Emergency siren systems respond in various ways based on the type of activation tone that is transmitted. The tones correspond to the type of event that has occurred. Sometimes they will sound in a continuous burst for a predetermined length of time, other times they will sound in a series of short bursts, and for the most severe events they might emit prerecorded audio that contains critical instructions, for instance evacuation orders in the event of a wildfire.

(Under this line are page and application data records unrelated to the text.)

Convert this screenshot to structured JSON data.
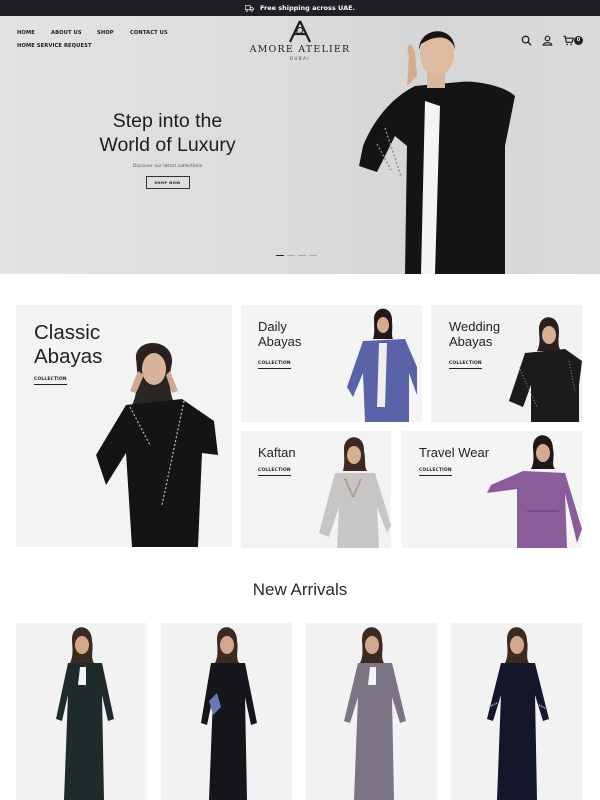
{
  "announcement": {
    "text": "Free shipping across UAE.",
    "icon": "truck-icon"
  },
  "header": {
    "nav": [
      "HOME",
      "ABOUT US",
      "SHOP",
      "CONTACT US",
      "HOME SERVICE REQUEST"
    ],
    "logo": {
      "name": "AMORE ATELIER",
      "city": "DUBAI",
      "monogram": "A"
    },
    "icons": [
      "search-icon",
      "user-icon",
      "cart-icon"
    ],
    "cart_count": "0"
  },
  "hero": {
    "title_line1": "Step into the",
    "title_line2": "World of Luxury",
    "subtitle": "Discover our latest collections",
    "button": "SHOP NOW",
    "slides": 4,
    "active_slide": 1
  },
  "categories": [
    {
      "line1": "Classic",
      "line2": "Abayas",
      "link": "COLLECTION"
    },
    {
      "line1": "Daily",
      "line2": "Abayas",
      "link": "COLLECTION"
    },
    {
      "line1": "Wedding",
      "line2": "Abayas",
      "link": "COLLECTION"
    },
    {
      "line1": "Kaftan",
      "line2": "",
      "link": "COLLECTION"
    },
    {
      "line1": "Travel Wear",
      "line2": "",
      "link": "COLLECTION"
    }
  ],
  "new_arrivals": {
    "title": "New Arrivals"
  },
  "colors": {
    "bar": "#1f1f24",
    "text": "#1c1c1c",
    "tile_bg": "#f1f1f1"
  }
}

In April 2017, someone hacked into the emergency weather siren system operated by the city of Dallas. The sirens are intended to warn citizens of weather events so serious that they should take immediate cover. Most of the time the sirens are used to warn of tornadoes, which are quite common in the region in the spring. On this night, the hacker reportedly unleashed all 156 sirens in the system simultaneously. Some media reports indicated that they blared for about 90 minutes, while others indicated that they sounded more than a dozen times for 90-second intervals. Regardless, the hack spawned quite a bit of panic. It also generated a lot of questions from government officials, the media and citizens.
Last month, sirens went off in Genesee County, Michigan, without any emergency to justify turning them on. Reportedly, this was the third time the sirens were activated in a month without apparent cause, and county public safety officials believe that the system was hacked each time.
It is surprisingly easy to perform such a hack. While setting off the sirens when no emergency is unfolding is panic-inducing, even more chilling is the prospect that a hacker would use the siren system to disseminate recordings containing bogus instructions, which potentially could have disastrous consequences for the emergency response effort and, more importantly, public safety.
Attacks against critical infrastructure in the United States are increasing, and that includes public safety infrastructure. In the last two years alone, more than 180 cyber attacks have been launched against 911 centers. In a story published last year by the Dallas Morning News, James Norton, deputy assistant secretary of the U.S. Department of Homeland Security during the President George W. Bush administration and now the president of a cybersecurity firm, characterized the Dallas siren hack as “probably not a one-and-done [event].”
One vendor approach to resolving this dilemma is to execute a software update to significantly limit the window of opportunity for hackers to intercept the radio tones. While this has proved somewhat effective, it doesn’t close the window completely.
"I think you will see more of it as it goes on, as organizations look to target major cities and find gaps,” Norton said at the time. “It could have been some folks wanting to send a signal ... or a lead-up to something else. It's hard to speculate. But it's a warning to the state and locals to update their systems and become more sophisticated."
We believe we have a better way. MCP subject-matter experts currently are assisting clients in Colorado and Kentucky to implement secure siren communication systems designed to defeat these types of attacks. The key to our approach is to encrypt the radio tones that activate the sirens from end to end. Though other encryption schemas are available, the MCP-specified technology is compliant with the Advanced Encryption Standard (AES), which is considered “public safety grade” and is required in most government and military systems. Though AES encryption is more expensive than the other options, it is worth the added cost—as the adage goes, one gets what one pays for, and encryption is no exception.
This is one of the first instances in the U.S. of using encryption to protect the radio signals that carry siren system activation tones. While the encrypted signal still can be intercepted by a scanner, doing so is pointless because the hacker cannot decrypt the signal.
While this sounds like a solution that is as simple to execute as it is effective, the truth is just the opposite—indeed, encrypting these systems can be challenging. We would love to help you work through those challenges and execute an upgrade that makes your siren system immune to hacks.